The town of Lüderitz stands in isolation on a great rocky peninsula between the Namib Desert and the Atlantic Ocean. Its colonial history dates back to 1883 when Heinrich Vogelsang purchased Angra Pequena (Portuguese, meaning “Little Bay”) and some of the surrounding land on behalf of Adolf Lüderitz, a German businessman, from the local Nama chief. It began life as a trading post, fishing and guano-harvesting town, but when diamonds were discovered in 1909 in nearby Kolmanskop, Lüderitz enjoyed a sudden surge of prosperity. Beyond the structures huddled together beside the bay and a lighthouse on the peninsula, the surroundings are much as Bartolomeu Dias found them in 1488, when his flotilla of three small ships first sailed into the uncharted anchorage. Lüderitz is located on the only part of the Namibian coast with a rocky shore. A peninsula with numerous coves (locally called fjords and bays) juts out of the coast at an angle to form the bay proper and is well worth a visit. Besides the main attractions such as Diaz Cross and Kolmanskop Ghost Town, Luederitz offeres fantastic catamaran lagoon cruises that highlight the islands of the rocky peninsula and also bring guests close to Namibia’s only colony of Emperor penguins on Halifax Island. Other day visits inside Luederitz consist of visiting an oyster farm, Namibia’s only abalone farm, town and township tours as well as peninsula tours.

Kolmanskop Ghost Town

Kolmanskop Ghost Town is situated about 7km out of Luederitz within the “Sperrgebiet” (The Forbidden Territory”). It originated in 1908 when the first Diamonds were found in the area.
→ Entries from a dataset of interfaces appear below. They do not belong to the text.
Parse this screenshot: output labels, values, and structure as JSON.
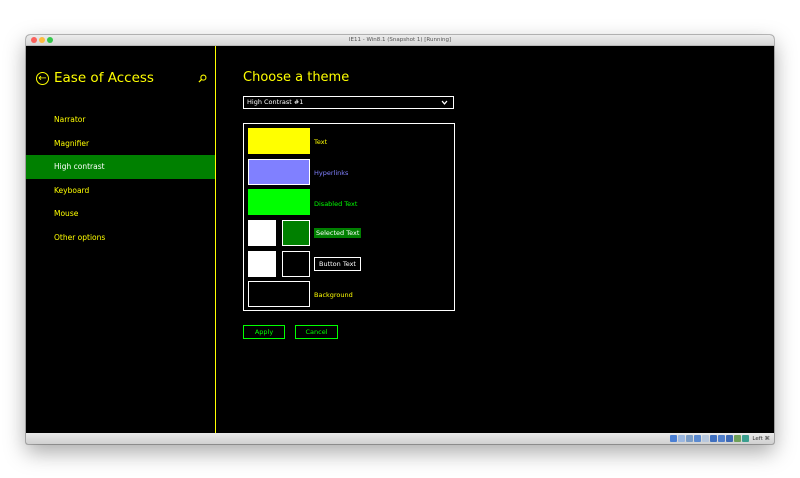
{
  "window": {
    "title": "IE11 - Win8.1 (Snapshot 1) [Running]"
  },
  "sidebar": {
    "title": "Ease of Access",
    "items": [
      {
        "label": "Narrator",
        "active": false
      },
      {
        "label": "Magnifier",
        "active": false
      },
      {
        "label": "High contrast",
        "active": true
      },
      {
        "label": "Keyboard",
        "active": false
      },
      {
        "label": "Mouse",
        "active": false
      },
      {
        "label": "Other options",
        "active": false
      }
    ]
  },
  "main": {
    "title": "Choose a theme",
    "theme_select": {
      "value": "High Contrast #1"
    },
    "swatches": {
      "text": {
        "label": "Text",
        "color": "#ffff00"
      },
      "hyperlinks": {
        "label": "Hyperlinks",
        "color": "#8080ff"
      },
      "disabled": {
        "label": "Disabled Text",
        "color": "#00ff00"
      },
      "selected": {
        "label": "Selected Text",
        "fg": "#ffffff",
        "bg": "#008000"
      },
      "button": {
        "label": "Button Text",
        "fg": "#ffffff",
        "bg": "#000000"
      },
      "background": {
        "label": "Background",
        "color": "#000000"
      }
    },
    "buttons": {
      "apply": "Apply",
      "cancel": "Cancel"
    }
  },
  "statusbar": {
    "host_key": "Left ⌘"
  },
  "colors": {
    "accent": "#ffff00",
    "active_nav": "#008000",
    "button": "#00ff00"
  }
}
To the imaginative but uninformed, the “Sperrgebiet” conjures up images of watchtowers, electric fences, barbed wire and ferocious guard dogs protecting the restricted area. This may tickle the fancy but could hardly be further from reality. In fact, for most parts there is nothing – nothing but the limitless desert and the occasional forlorn notice board with its stern WARNING! WAARSKUWING! WARNUNG! ELONDWELO! In its heyday the wealth of this town was a lesson in decadence, talk of bathing in champagne. Nowadays you find Kolmanskop as a deserted Ghost Town in the Sperrgebiet – once a cosmopolitan centre where diamonds were lying around like “plums under a plum tree”, a town built to last…until the diamonds ran out in the 1950’s. It stands as a haunting monument to the day’s boom and bust, where once opulent homes, shops, a hospital and theatre surrender slowly to the relentless wind and the encroaching desert sands. The ghost town is open to guided tours at 09h00 and 11h00 in the morning, permits can be purchased directly at the gate to the Ghost Town.

Diaz Cross

On a lofty point on the Lüderitz Peninsula, Bartolomeu Dias erected a padrão or stone cross in 1488 on his homeward voyage to Portugal, after he had rounded the Cape of Good Hope. He is believed to be the second European sailor to have set foot on Namibian ground. The original cross has been removed and replaced by a replica made from Namibian Marble. The original is kept -- as found, in pieces -- in museums in Cape Town and Lisbon. Seen from a sailing boat or catamaran at sea, Diaz Point gains its true perspective, a rocky headland with its back to the desert and host to a colony of seals…we are sure that this was the exact sight Bartholomew Diaz had on his first encounter with the wind-swept rocky outcrop and not much will change in the next hundreds of years. Guests have a grand sight of the Lighthouse close by, while a unique yet cosy restaurant ensures culinary delight and shelter from the extreme winds that can haunt this bay.